Pandemic Coping Strategy: Give Generously

Hello, BeerRiot Blog readers! I’m Amanda, Bryan’s wife. Bryan has offered to let me guest-post on his blog and share some things that are more aligned to my interests than his. Like Bryan, I have varied interests and hobbies, and among them is personal finance.

Recently, Bryan has posted on social media about donations we’ve made to causes that are important to us. This prompted me to share some information about our approach to charitable giving during the past year or so. We recognize that we are in an extremely privileged position to even be able to discuss this.

Bryan and I had been preparing for years to eventually take some time away from paid work. One part of that plan was a way to continue charitable giving when we weren’t employed. We felt that if we had to stop supporting charitable causes to make our post-employment life financially feasible, then we didn’t actually have the resources to leave our jobs and still have the life we wanted. Fortunately, there was a way for us to prepare for that: a donor-advised fund.

A donor-advised fund (DAF) allows an individual or organization to make charitable contributions to a fund and then recommend grants from the fund to specific charities over time.

We set up our DAF, the Zoellner-Fink Family Fund, in the fall of 2019. Our financial philosophy prioritizes low overhead costs and simplicity, so we focused our research on DAFs affiliated with Vanguard and Fidelity, where we already have accounts. Fees and structures were comparable, but we chose Fidelity Charitable because of their minimum grant amount of just $50. We wanted the option to recommend smaller grants for things like a child’s school fundraiser or a memorial gift. It was easy to set up our account online, choose a name, set an asset allocation, and fund the account with appreciated stock from Bryan’s previous employers. We have not made additional contributions to the fund since we set it up, but it can be added to at any time.

It’s important to know that there are things you can’t do with a DAF:

  • You can’t give directly to individuals, like in a GoFundMe campaign.
  • You can’t make grants from which you ultimately receive a benefit. For example, you can’t use a DAF to buy yourself tickets to attend a fundraising event.
  • You can’t contribute to some international causes.
  • You can’t make political/lobbying contributions.
  • You can’t take the money back.

Fortunately, those restrictions haven’t limited our giving at all!

We began making grant recommendations from our DAF in February 2020 by switching what we had previously given through monthly credit card charges to recurring annual grant recommendations. We also recommended grants in response to donation requests from organizations we had supported in the past and wanted to continue to support.

By March 2020, the whole world was feeling the impacts of COVID-19, and we were voluntarily jobless and transient! We were grateful to be safe and healthy and to have the resources to stay that way, but it was clear that so many people were suffering. Then George Floyd was murdered in Minneapolis, blocks from where my brother used to live, and we learned of too many people of color who had suffered similar fates.

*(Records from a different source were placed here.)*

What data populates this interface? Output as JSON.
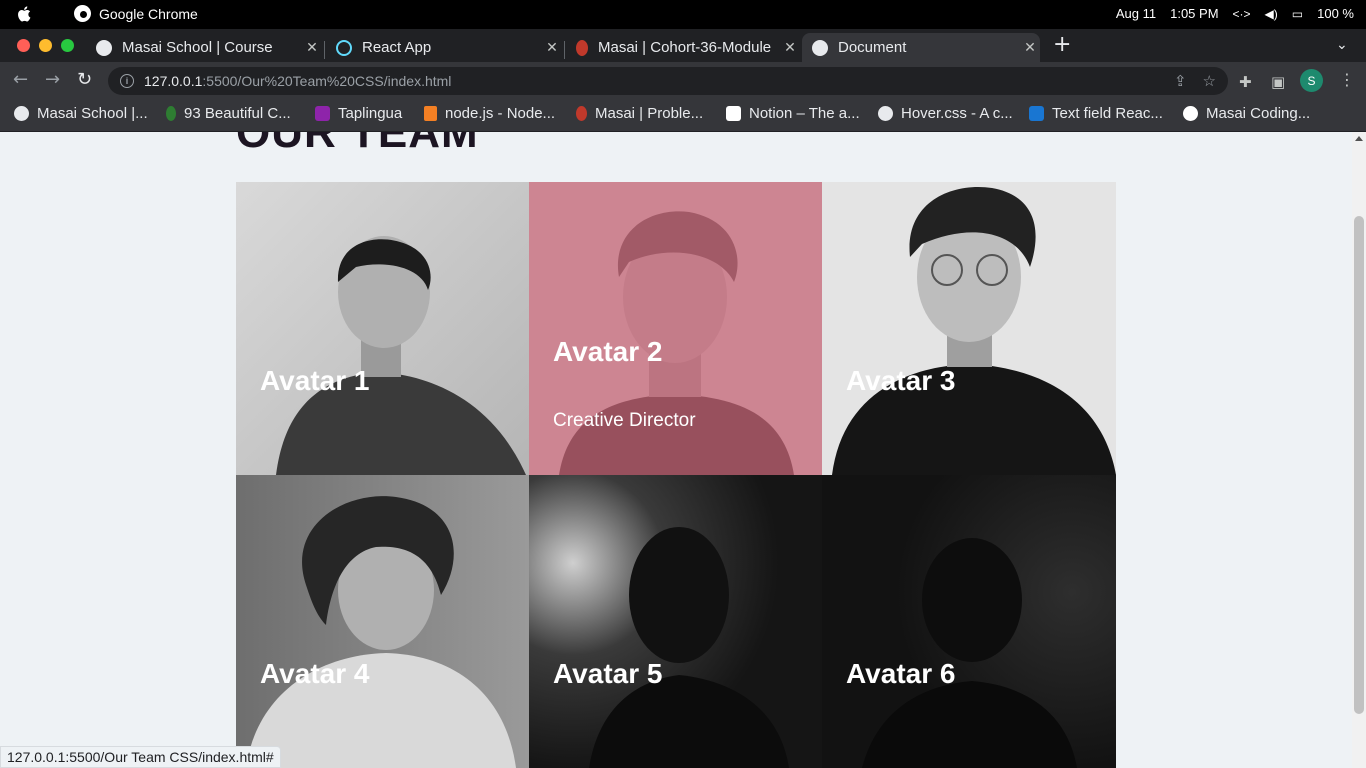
{
  "menubar": {
    "app_name": "Google Chrome",
    "date": "Aug 11",
    "time": "1:05 PM",
    "battery": "100 %"
  },
  "tabs": [
    {
      "title": "Masai School | Course",
      "active": false
    },
    {
      "title": "React App",
      "active": false
    },
    {
      "title": "Masai | Cohort-36-Module",
      "active": false
    },
    {
      "title": "Document",
      "active": true
    }
  ],
  "toolbar": {
    "url_host": "127.0.0.1",
    "url_path": ":5500/Our%20Team%20CSS/index.html",
    "profile_initial": "S"
  },
  "bookmarks": [
    {
      "label": "Masai School |..."
    },
    {
      "label": "93 Beautiful C..."
    },
    {
      "label": "Taplingua"
    },
    {
      "label": "node.js - Node..."
    },
    {
      "label": "Masai | Proble..."
    },
    {
      "label": "Notion – The a..."
    },
    {
      "label": "Hover.css - A c..."
    },
    {
      "label": "Text field Reac..."
    },
    {
      "label": "Masai Coding..."
    }
  ],
  "page": {
    "title": "OUR TEAM",
    "members": [
      {
        "name": "Avatar 1",
        "role": ""
      },
      {
        "name": "Avatar 2",
        "role": "Creative Director"
      },
      {
        "name": "Avatar 3",
        "role": ""
      },
      {
        "name": "Avatar 4",
        "role": ""
      },
      {
        "name": "Avatar 5",
        "role": ""
      },
      {
        "name": "Avatar 6",
        "role": ""
      }
    ]
  },
  "status_bar": {
    "text": "127.0.0.1:5500/Our Team CSS/index.html#"
  },
  "colors": {
    "hover_overlay": "#e64664",
    "page_background": "#eef2f5",
    "title_color": "#1c1522"
  }
}
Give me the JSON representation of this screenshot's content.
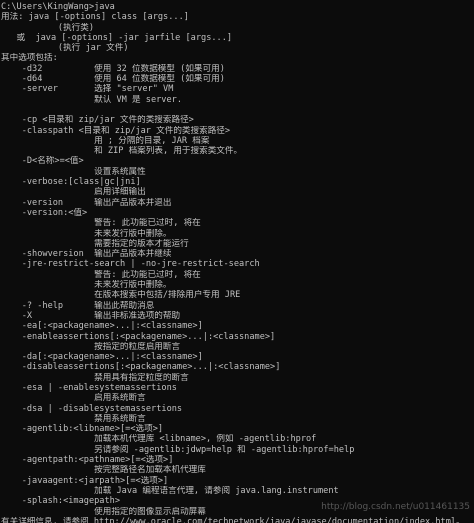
{
  "window": {
    "background": "#0c0c0c",
    "text_color": "#c0c0c0"
  },
  "console_lines": [
    "C:\\Users\\KingWang>java",
    "用法: java [-options] class [args...]",
    "           (执行类)",
    "   或  java [-options] -jar jarfile [args...]",
    "           (执行 jar 文件)",
    "其中选项包括:",
    "    -d32          使用 32 位数据模型 (如果可用)",
    "    -d64          使用 64 位数据模型 (如果可用)",
    "    -server       选择 \"server\" VM",
    "                  默认 VM 是 server.",
    "",
    "    -cp <目录和 zip/jar 文件的类搜索路径>",
    "    -classpath <目录和 zip/jar 文件的类搜索路径>",
    "                  用 ; 分隔的目录, JAR 档案",
    "                  和 ZIP 档案列表, 用于搜索类文件。",
    "    -D<名称>=<值>",
    "                  设置系统属性",
    "    -verbose:[class|gc|jni]",
    "                  启用详细输出",
    "    -version      输出产品版本并退出",
    "    -version:<值>",
    "                  警告: 此功能已过时, 将在",
    "                  未来发行版中删除。",
    "                  需要指定的版本才能运行",
    "    -showversion  输出产品版本并继续",
    "    -jre-restrict-search | -no-jre-restrict-search",
    "                  警告: 此功能已过时, 将在",
    "                  未来发行版中删除。",
    "                  在版本搜索中包括/排除用户专用 JRE",
    "    -? -help      输出此帮助消息",
    "    -X            输出非标准选项的帮助",
    "    -ea[:<packagename>...|:<classname>]",
    "    -enableassertions[:<packagename>...|:<classname>]",
    "                  按指定的粒度启用断言",
    "    -da[:<packagename>...|:<classname>]",
    "    -disableassertions[:<packagename>...|:<classname>]",
    "                  禁用具有指定粒度的断言",
    "    -esa | -enablesystemassertions",
    "                  启用系统断言",
    "    -dsa | -disablesystemassertions",
    "                  禁用系统断言",
    "    -agentlib:<libname>[=<选项>]",
    "                  加载本机代理库 <libname>, 例如 -agentlib:hprof",
    "                  另请参阅 -agentlib:jdwp=help 和 -agentlib:hprof=help",
    "    -agentpath:<pathname>[=<选项>]",
    "                  按完整路径名加载本机代理库",
    "    -javaagent:<jarpath>[=<选项>]",
    "                  加载 Java 编程语言代理, 请参阅 java.lang.instrument",
    "    -splash:<imagepath>",
    "                  使用指定的图像显示启动屏幕",
    "有关详细信息, 请参阅 http://www.oracle.com/technetwork/java/javase/documentation/index.html。"
  ],
  "watermark": "http://blog.csdn.net/u011461135"
}
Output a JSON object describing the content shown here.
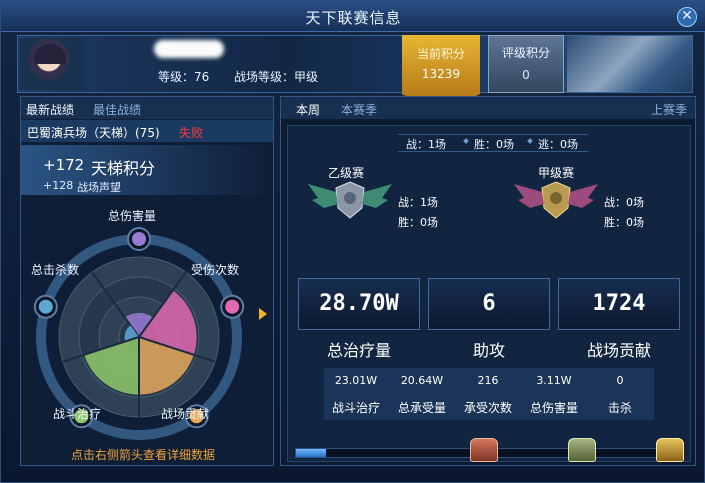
{
  "window": {
    "title": "天下联赛信息",
    "close_label": "✕"
  },
  "player": {
    "level_label": "等级：",
    "level": "76",
    "bf_label": "战场等级：",
    "bf_level": "甲级"
  },
  "scores": {
    "current_label": "当前积分",
    "current_value": "13239",
    "rank_label": "评级积分",
    "rank_value": "0"
  },
  "left_tabs": [
    "最新战绩",
    "最佳战绩"
  ],
  "battle": {
    "name": "巴蜀演兵场（天梯）(75)",
    "result": "失败"
  },
  "gains": {
    "ladder_value": "+172",
    "ladder_label": "天梯积分",
    "prestige_value": "+128",
    "prestige_label": "战场声望"
  },
  "radar": {
    "labels": [
      "总伤害量",
      "受伤次数",
      "战场贡献",
      "战斗治疗",
      "总击杀数"
    ],
    "levels": [
      0.3,
      0.72,
      0.72,
      0.72,
      0.18
    ],
    "slice_colors": [
      "#9a7bd6",
      "#e06ab0",
      "#e7a95a",
      "#90c96a",
      "#5fa8d6"
    ]
  },
  "hint": "点击右侧箭头查看详细数据",
  "right_tabs": [
    "本周",
    "本赛季",
    "上赛季"
  ],
  "summary": {
    "battles": "战：1场",
    "wins": "胜：0场",
    "escapes": "逃：0场"
  },
  "tiers": [
    {
      "title": "乙级赛",
      "battles": "战：1场",
      "wins": "胜：0场"
    },
    {
      "title": "甲级赛",
      "battles": "战：0场",
      "wins": "胜：0场"
    }
  ],
  "big_stats": [
    {
      "value": "28.70W",
      "label": "总治疗量"
    },
    {
      "value": "6",
      "label": "助攻"
    },
    {
      "value": "1724",
      "label": "战场贡献"
    }
  ],
  "details": [
    {
      "value": "23.01W",
      "label": "战斗治疗"
    },
    {
      "value": "20.64W",
      "label": "总承受量"
    },
    {
      "value": "216",
      "label": "承受次数"
    },
    {
      "value": "3.11W",
      "label": "总伤害量"
    },
    {
      "value": "0",
      "label": "击杀"
    }
  ],
  "progress": 0.08,
  "colors": {
    "accent_gold": "#e8b533",
    "loss_red": "#ff3b3b",
    "hint_orange": "#f0a33a"
  }
}
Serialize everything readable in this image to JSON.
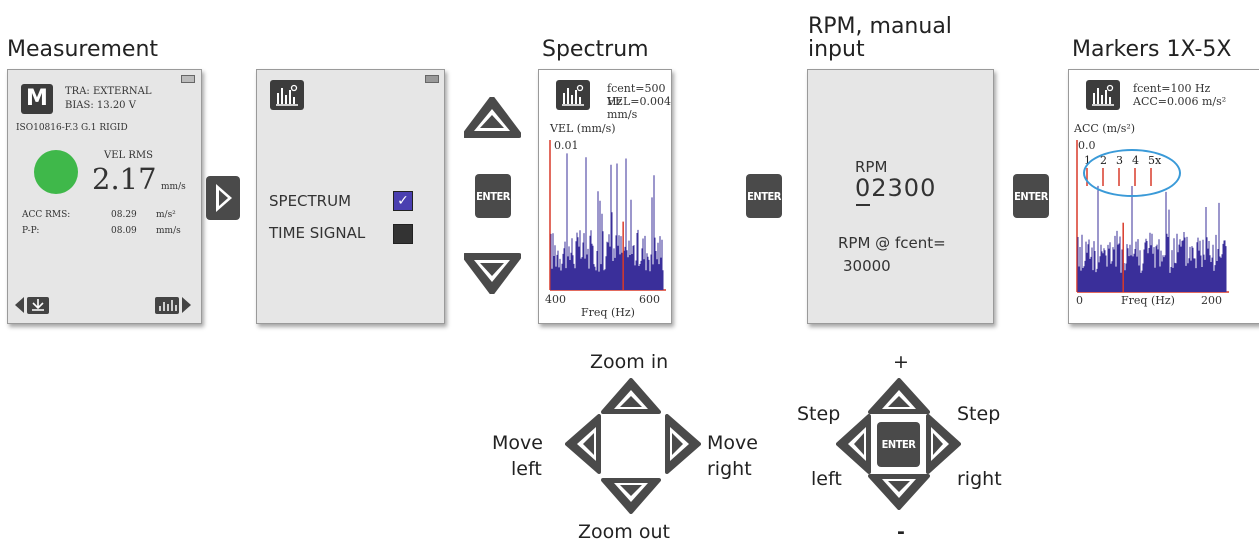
{
  "headings": {
    "measurement": "Measurement",
    "spectrum": "Spectrum",
    "rpm_line1": "RPM, manual",
    "rpm_line2": "input",
    "markers": "Markers 1X-5X"
  },
  "measurement_screen": {
    "mode_letter": "M",
    "tra": "TRA: EXTERNAL",
    "bias": "BIAS: 13.20 V",
    "iso": "ISO10816-F.3 G.1 RIGID",
    "vel_label": "VEL RMS",
    "vel_value": "2.17",
    "vel_unit": "mm/s",
    "acc_label": "ACC RMS:",
    "acc_value": "08.29",
    "acc_unit": "m/s²",
    "pp_label": "P-P:",
    "pp_value": "08.09",
    "pp_unit": "mm/s",
    "status_color": "#3fb84a"
  },
  "menu_screen": {
    "option1": "SPECTRUM",
    "option2": "TIME SIGNAL",
    "option1_check": "✓"
  },
  "spectrum_screen": {
    "fcent": "fcent=500 Hz",
    "vel": "VEL=0.004 mm/s",
    "ylabel": "VEL (mm/s)",
    "ymax": "0.01",
    "xmin": "400",
    "xmax": "600",
    "xlabel": "Freq (Hz)"
  },
  "rpm_screen": {
    "rpm_label": "RPM",
    "rpm_value": "02300",
    "rpm_fcent_label": "RPM @ fcent=",
    "rpm_fcent_value": "30000"
  },
  "markers_screen": {
    "fcent": "fcent=100 Hz",
    "acc": "ACC=0.006 m/s²",
    "ylabel": "ACC (m/s²)",
    "ymax": "0.0",
    "markers": [
      "1",
      "2",
      "3",
      "4",
      "5x"
    ],
    "xmin": "0",
    "xmax": "200",
    "xlabel": "Freq (Hz)"
  },
  "buttons": {
    "enter": "ENTER"
  },
  "zoom_pad": {
    "up": "Zoom in",
    "down": "Zoom out",
    "left_1": "Move",
    "left_2": "left",
    "right_1": "Move",
    "right_2": "right"
  },
  "step_pad": {
    "up": "+",
    "down": "-",
    "left_1": "Step",
    "left_2": "left",
    "right_1": "Step",
    "right_2": "right"
  },
  "colors": {
    "bars": "#3a2f9a",
    "axis": "#d83a2a",
    "circle": "#3a9ad8",
    "button": "#4a4a4a"
  }
}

The presidential campaign staggered on and left us despairing. It felt like the world was spinning out of control, and we were powerless.

So we started making grant recommendations. Even if we needed to stay isolated, we could still put money into the hands of organizations doing important work.

  • We made extra donations to charities we had previously supported, so they could continue or ramp up their work amidst uncertainty.
  • We talked with friends and family who are directly connected to specific communities in need and got recommendations for more charities to support.
  • We researched and donated to charities that work to uplift the voices and respond to the needs of communities that deserve to be heard and that are disproportionately impacted by the pandemic.

In the past thirteen months, Fidelity Charitable has disbursed nearly $15,000 in grants on our behalf, with no impact on our personal finances. Because markets have gone up overall since we set up the DAF, our fund balance is still about what it was when we opened the account. “Past us” gave a wonderful gift to “future us”: the ability be generous.

In the before times, we’d targeted giving about $5000/year, and that felt like a lot. After this year, it’s clear that we can give more without worry of depleting our fund. Instead of impulse-shopping, we’ve been impulse donating.

  • Local food pantry shelves are depleted? Let’s give them some money!
  • The beloved, inspiring RBG dies? Honor her memory with a grant to Planned Parenthood.
  • Marketplace and Make Me Smart podcasts keep us grounded during a terrifying mid-pandemic cross-country drive? Show our appreciation with a grant to American Public Media.
  • People try to erase the experiences of non-cis/het people in proposed Nebraska public school health curriculum? ACLU Nebraska and HRC Foundation get some money!

It has been a bright spot in this tumultuous year that we can continue to support charities that do such important work, both in the pandemic and after. In future years, perhaps we’ll have the bandwidth to plan in advance where we will donate and do more research to ensure donations benefit organizations that are as effective as possible. For now, however, giving provides some comfort at a time when we need it.

Disclaimer: We are not financial professionals, and even if we were, we don’t work for you. This is merely a recounting of our experiences and is not intended as advice.